The molecular pathway by which land plants sense and respond to changes in oxygen availability is understood at the molecular and physiological level and is driven by Plant Cysteine Oxidases (PCOs, Scheme) 1,2. We have shown that the algae Klebsormdium nitens and Chlamydomonas reinhardtii have functional PCO enzymes, but no functional form has yet been identified in the Chromalveolates, the algal group which dominates the modern ocean. In addition, the ‘response’ components of the signalling pathway seen in land plants are not conserved in any form of algae. This project aims to understand how algae sense and respond to changes in oxygen availability and whether PCOs have a role in this. This will be achieved by investigating the biochemical, proteomic and physiological responses of three different algal lineages to changing oxygen availability.
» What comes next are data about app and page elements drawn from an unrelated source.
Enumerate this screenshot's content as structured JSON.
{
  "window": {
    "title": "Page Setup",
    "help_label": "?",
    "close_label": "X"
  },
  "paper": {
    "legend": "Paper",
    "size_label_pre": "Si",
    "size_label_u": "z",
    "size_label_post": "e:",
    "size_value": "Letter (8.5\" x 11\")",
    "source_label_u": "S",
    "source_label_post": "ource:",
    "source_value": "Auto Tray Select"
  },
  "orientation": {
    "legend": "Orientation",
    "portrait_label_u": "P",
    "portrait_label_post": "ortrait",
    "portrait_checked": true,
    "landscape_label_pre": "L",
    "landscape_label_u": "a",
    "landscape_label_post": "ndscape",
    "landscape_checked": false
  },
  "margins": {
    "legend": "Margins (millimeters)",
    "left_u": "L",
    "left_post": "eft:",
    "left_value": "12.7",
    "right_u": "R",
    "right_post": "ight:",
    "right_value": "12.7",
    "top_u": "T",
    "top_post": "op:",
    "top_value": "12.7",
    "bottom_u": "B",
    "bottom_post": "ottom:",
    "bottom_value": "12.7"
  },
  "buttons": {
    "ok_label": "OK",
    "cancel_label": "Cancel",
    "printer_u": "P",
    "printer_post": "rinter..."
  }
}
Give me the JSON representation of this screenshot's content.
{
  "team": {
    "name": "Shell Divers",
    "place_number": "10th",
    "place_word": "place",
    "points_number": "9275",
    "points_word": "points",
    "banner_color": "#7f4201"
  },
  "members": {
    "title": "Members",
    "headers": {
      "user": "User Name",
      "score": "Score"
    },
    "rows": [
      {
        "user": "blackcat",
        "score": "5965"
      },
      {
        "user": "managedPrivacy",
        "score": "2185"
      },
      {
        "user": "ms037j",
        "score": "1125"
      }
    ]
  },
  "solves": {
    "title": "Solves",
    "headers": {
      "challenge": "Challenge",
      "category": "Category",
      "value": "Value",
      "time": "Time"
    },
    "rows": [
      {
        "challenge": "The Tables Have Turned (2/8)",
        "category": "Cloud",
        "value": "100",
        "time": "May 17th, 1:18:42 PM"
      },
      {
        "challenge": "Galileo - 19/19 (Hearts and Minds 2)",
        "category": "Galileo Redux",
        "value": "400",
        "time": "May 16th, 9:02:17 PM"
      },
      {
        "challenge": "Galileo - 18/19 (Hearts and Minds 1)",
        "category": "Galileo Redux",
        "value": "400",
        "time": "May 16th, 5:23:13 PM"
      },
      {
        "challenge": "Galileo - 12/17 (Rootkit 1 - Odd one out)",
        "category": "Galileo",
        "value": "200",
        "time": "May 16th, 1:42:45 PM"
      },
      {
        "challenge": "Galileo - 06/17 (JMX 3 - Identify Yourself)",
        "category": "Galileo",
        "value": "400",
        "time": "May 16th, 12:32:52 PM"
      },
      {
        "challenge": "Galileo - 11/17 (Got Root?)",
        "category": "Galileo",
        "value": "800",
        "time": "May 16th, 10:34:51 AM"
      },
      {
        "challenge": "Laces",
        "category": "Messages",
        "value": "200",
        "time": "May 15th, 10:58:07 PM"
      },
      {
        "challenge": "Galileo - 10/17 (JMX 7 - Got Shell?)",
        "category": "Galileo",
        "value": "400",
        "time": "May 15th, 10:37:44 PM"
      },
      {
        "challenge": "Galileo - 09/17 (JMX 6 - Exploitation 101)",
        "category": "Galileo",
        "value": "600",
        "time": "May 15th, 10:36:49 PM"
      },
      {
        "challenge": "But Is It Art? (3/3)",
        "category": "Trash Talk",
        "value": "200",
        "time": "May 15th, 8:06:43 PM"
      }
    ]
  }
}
The work in this project will aim to unravel the physiology and molecular response to changes in availability of oxygen in algae. This knowledge will contribute to an understanding of the evolution of oxygen-sensing in the plant lineage and whether tolerance to periodic anoxia allowed plant transitioning onto land. The findings will reveal how ocean algae may cope with increasing OMZs as a result of climate change and ocean warming .
Methods to be used
Phytoplankton Culture and sterile techniques, Enzyme kinetics, Proteomics, Bioinformatics
Specialised skills required
Preferably a background in Biochemistry/Chemical Biology/Chemistry/ and where possible with expertise/interest in Earth/Environmental sciences
Please contact Ros Rickaby on firstname.lastname@example.org or Emily Flashman on email@example.com if you are interested in this project